[Detail] African American baseball players from Morris Brown College

The origin and purpose of African colonization. : Being the annual discourse delivered at the sixty-sixth anniversary of the American colonization society, held in the New York avenue Presbyterian church, Washington, D. C., Sunday, January 14, 1883, : by Edward Wilmot Blyden ... Pub. by request of the Society.

Edward Wilmot Blyden (1832-1912) was President of Liberia College in Monrovia, Liberia. He outlines the reasons for African colonization by American blacks; the purpose of the American Colonization Society (founded in 1816 to resettle American blacks in a colony on the African coast); the creation of the Colony of Liberia; and the current state of the country (which declared its independence in 1847). Blyden appeals for more African-American colonizers.

There are Negroes enough in this country to join in the return-descendants of Africa enough, who are faithful to the instincts of the race, and who realize their duty to their fatherland. I rejoice to know that here where the teachings of generations have been to disparage the race, there are many who are faithful, there are men and women who will go, who have a restless sense of homelessness which will never be appeased until they stand in the great land where their forefathers lived; until they catch glimpses of the old sun, and moon and stars, which still shine in their pristine brilliancy upon that vast domain; until from the deck of the ship which bears them back home they see visions of the hills rising from the white margin of the continent, and listen to the breaking music of the waves-the exhilarating laughter of the sea as it dashes against the beach. These are the elements of the great restoration. It may come in our own life time. It may be our happiness to see those rise up who will formulate progress for Africa-embody the ideas which will reduce our social and political life to order; and we may, before we die, thank God that we have seen His salvation; that the Negro has grasped with a clear knowledge his meaning in the world's vast life--in politics-in science-in religion.
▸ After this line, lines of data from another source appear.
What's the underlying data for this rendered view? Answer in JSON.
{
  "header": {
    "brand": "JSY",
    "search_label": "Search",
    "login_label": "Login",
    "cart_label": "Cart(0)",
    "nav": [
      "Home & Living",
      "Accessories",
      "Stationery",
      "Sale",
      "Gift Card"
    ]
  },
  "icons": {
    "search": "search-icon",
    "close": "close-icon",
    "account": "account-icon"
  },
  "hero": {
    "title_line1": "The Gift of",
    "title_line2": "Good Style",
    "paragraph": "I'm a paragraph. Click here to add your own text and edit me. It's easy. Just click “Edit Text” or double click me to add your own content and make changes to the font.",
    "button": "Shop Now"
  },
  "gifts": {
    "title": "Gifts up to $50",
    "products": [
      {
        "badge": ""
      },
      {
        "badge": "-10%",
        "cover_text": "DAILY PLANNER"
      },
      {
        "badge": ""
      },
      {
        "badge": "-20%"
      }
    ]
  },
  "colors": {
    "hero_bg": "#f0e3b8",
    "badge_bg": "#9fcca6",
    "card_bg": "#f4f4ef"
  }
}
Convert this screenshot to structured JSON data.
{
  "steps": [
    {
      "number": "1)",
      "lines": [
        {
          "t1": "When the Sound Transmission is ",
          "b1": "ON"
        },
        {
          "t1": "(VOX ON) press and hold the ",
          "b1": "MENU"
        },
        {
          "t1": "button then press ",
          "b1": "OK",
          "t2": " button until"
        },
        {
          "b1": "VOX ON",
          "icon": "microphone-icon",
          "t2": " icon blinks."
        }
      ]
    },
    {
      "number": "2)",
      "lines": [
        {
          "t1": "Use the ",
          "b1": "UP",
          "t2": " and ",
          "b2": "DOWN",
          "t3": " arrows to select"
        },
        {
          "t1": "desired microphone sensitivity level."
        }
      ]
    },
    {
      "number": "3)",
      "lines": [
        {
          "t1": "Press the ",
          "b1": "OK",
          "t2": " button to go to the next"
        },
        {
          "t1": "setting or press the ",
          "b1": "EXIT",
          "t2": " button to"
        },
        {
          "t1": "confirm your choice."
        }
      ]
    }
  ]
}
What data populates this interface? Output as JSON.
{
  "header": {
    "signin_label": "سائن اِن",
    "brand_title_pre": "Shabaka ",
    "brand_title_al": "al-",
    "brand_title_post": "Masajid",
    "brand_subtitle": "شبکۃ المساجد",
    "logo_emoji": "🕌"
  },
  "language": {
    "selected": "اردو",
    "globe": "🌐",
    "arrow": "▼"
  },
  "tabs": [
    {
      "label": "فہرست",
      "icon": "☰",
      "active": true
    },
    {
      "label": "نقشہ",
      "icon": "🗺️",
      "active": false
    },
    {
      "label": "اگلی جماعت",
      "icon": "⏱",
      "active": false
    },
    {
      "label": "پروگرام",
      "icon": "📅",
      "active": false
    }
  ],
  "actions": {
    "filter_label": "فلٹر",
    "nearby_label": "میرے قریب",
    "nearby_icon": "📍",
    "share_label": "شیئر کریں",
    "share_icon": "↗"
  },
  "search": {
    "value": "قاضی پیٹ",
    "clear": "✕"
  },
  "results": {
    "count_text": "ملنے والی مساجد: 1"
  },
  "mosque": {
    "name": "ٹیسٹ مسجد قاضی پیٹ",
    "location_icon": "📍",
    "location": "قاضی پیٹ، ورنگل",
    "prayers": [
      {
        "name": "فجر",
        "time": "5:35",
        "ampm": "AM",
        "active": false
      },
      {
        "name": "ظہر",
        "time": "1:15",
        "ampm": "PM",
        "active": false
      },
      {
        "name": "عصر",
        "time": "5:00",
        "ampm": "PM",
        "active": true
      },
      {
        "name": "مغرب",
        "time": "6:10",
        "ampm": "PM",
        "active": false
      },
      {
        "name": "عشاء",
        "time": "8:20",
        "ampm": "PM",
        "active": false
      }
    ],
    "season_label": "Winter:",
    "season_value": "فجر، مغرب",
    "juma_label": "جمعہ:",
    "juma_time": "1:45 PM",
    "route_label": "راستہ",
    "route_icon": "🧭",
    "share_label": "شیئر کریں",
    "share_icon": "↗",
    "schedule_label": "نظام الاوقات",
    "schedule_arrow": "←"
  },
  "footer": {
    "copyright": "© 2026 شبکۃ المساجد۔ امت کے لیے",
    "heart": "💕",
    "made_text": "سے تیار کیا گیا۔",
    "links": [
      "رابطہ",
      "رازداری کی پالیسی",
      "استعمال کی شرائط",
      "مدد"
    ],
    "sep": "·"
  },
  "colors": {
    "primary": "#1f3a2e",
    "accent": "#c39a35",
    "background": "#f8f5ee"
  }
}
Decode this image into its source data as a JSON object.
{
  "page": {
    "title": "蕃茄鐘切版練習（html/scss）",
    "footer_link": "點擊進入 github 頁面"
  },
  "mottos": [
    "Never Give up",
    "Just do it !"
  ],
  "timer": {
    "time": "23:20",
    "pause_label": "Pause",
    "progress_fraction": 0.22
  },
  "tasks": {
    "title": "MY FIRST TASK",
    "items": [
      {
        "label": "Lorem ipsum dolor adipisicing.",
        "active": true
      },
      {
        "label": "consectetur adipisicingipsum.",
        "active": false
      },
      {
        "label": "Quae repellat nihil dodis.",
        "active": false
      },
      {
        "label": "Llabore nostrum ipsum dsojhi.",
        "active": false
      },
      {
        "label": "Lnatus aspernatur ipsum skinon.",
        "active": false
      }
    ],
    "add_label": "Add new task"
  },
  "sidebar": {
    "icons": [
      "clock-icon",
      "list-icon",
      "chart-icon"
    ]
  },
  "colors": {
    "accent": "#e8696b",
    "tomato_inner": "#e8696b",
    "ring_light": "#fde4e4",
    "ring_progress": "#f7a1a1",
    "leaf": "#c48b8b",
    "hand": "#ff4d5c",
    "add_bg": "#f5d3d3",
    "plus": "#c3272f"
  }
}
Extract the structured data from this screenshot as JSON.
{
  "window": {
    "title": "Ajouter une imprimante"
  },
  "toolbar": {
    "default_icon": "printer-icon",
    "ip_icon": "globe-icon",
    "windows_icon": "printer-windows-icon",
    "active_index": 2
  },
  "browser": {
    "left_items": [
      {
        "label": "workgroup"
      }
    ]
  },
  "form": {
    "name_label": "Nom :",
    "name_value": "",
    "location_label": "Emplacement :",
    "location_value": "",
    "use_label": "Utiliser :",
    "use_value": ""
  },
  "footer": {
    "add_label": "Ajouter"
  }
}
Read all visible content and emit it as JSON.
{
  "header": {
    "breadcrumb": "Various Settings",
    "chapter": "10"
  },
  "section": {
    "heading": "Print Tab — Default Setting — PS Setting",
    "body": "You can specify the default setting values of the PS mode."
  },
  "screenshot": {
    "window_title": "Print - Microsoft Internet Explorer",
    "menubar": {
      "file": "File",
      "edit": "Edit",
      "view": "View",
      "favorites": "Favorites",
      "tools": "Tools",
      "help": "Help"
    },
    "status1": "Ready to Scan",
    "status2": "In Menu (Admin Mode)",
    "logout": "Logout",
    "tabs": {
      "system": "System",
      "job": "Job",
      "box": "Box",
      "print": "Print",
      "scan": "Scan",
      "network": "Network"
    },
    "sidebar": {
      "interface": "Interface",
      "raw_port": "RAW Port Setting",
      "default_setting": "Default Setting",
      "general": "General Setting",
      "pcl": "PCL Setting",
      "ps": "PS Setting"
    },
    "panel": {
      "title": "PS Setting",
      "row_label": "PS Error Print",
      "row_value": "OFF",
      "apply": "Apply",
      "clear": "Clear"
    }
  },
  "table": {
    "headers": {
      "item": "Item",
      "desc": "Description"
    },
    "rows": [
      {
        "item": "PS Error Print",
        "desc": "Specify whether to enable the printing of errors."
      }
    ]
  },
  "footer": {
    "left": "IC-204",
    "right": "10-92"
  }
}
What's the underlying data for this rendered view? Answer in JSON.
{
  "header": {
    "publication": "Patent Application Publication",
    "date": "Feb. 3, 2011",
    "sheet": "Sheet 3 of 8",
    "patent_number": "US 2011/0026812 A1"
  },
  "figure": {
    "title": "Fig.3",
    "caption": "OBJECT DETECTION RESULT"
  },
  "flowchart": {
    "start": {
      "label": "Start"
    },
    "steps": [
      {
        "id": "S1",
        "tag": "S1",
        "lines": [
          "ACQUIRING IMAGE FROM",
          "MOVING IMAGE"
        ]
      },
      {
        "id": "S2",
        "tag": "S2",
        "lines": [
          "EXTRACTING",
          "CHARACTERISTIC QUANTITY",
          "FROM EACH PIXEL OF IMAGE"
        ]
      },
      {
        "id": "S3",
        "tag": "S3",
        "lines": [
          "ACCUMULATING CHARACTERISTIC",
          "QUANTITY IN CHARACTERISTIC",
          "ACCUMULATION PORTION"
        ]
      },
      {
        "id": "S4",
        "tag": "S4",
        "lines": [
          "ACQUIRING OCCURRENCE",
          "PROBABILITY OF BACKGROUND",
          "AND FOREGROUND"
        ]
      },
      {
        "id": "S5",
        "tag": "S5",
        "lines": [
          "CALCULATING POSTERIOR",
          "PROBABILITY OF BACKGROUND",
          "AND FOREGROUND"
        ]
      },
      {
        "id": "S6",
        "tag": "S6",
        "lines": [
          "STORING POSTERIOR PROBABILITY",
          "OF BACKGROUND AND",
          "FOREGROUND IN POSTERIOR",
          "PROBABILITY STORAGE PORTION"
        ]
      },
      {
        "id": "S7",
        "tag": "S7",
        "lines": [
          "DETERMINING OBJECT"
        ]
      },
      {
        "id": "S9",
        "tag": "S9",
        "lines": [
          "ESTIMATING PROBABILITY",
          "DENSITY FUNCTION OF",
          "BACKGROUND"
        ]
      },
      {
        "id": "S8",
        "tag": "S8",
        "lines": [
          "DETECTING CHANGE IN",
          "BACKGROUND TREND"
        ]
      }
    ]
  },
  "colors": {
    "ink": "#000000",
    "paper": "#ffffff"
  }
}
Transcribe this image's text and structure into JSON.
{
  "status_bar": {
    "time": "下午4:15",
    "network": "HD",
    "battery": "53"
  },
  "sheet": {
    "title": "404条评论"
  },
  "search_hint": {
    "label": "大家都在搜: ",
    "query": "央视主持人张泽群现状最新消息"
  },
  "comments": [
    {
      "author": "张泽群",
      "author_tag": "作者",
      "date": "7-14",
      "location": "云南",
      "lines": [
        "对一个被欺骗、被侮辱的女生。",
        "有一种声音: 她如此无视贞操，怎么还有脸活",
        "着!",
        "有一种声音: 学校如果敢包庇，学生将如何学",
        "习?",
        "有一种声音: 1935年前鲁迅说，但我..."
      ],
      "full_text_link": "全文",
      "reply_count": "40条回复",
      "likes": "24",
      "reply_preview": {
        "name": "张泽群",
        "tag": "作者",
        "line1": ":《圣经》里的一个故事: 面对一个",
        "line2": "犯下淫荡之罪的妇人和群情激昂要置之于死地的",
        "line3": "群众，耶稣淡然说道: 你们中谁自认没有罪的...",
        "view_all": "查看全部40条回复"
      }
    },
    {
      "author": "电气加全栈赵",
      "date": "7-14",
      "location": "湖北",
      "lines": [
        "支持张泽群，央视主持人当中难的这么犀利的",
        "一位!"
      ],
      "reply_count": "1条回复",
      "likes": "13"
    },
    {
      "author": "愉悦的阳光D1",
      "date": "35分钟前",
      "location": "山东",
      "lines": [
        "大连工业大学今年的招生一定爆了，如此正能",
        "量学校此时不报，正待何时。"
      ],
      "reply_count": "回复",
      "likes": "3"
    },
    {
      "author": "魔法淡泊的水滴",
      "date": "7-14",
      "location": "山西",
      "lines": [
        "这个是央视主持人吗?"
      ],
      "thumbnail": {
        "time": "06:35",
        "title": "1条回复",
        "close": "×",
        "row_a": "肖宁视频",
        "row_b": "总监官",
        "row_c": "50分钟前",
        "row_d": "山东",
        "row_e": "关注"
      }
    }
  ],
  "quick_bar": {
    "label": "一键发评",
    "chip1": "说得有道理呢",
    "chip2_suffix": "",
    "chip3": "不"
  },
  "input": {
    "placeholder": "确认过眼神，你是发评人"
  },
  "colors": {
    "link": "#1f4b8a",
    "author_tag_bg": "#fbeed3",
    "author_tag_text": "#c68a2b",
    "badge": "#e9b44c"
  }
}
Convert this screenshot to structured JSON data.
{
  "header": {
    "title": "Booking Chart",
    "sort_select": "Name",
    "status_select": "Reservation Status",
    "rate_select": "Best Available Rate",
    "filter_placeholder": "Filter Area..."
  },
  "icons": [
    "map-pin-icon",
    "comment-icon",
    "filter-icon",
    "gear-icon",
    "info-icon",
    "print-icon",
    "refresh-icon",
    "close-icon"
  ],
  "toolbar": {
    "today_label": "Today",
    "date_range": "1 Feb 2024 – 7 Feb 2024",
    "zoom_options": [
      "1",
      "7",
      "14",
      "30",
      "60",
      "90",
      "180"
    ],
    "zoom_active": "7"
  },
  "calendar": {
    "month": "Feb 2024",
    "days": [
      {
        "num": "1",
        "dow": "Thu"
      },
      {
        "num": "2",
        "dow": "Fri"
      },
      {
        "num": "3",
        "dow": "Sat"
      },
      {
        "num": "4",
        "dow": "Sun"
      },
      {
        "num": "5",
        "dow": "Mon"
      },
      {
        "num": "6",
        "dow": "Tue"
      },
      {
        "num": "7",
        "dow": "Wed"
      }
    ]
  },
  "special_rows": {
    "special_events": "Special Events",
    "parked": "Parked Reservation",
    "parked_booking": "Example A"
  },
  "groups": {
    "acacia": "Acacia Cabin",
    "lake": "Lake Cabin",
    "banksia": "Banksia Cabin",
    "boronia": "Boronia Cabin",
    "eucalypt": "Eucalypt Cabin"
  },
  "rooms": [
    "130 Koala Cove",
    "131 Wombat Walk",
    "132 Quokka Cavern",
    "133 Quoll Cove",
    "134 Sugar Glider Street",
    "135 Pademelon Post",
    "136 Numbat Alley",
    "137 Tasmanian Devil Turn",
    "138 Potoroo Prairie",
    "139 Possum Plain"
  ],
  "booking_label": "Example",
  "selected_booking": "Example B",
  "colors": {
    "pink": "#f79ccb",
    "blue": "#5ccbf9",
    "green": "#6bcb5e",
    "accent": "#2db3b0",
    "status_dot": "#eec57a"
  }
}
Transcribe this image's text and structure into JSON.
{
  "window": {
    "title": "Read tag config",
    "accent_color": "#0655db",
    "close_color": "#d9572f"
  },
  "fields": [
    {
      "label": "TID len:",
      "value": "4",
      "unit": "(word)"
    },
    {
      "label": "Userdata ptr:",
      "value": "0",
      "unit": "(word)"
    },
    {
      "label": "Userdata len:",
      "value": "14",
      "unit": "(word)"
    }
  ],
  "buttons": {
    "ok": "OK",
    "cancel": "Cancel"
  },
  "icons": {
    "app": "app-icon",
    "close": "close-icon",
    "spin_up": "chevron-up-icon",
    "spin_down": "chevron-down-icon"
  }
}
Full text (Library of Congress/Daniel A.P. Murray Pamphlet Collection)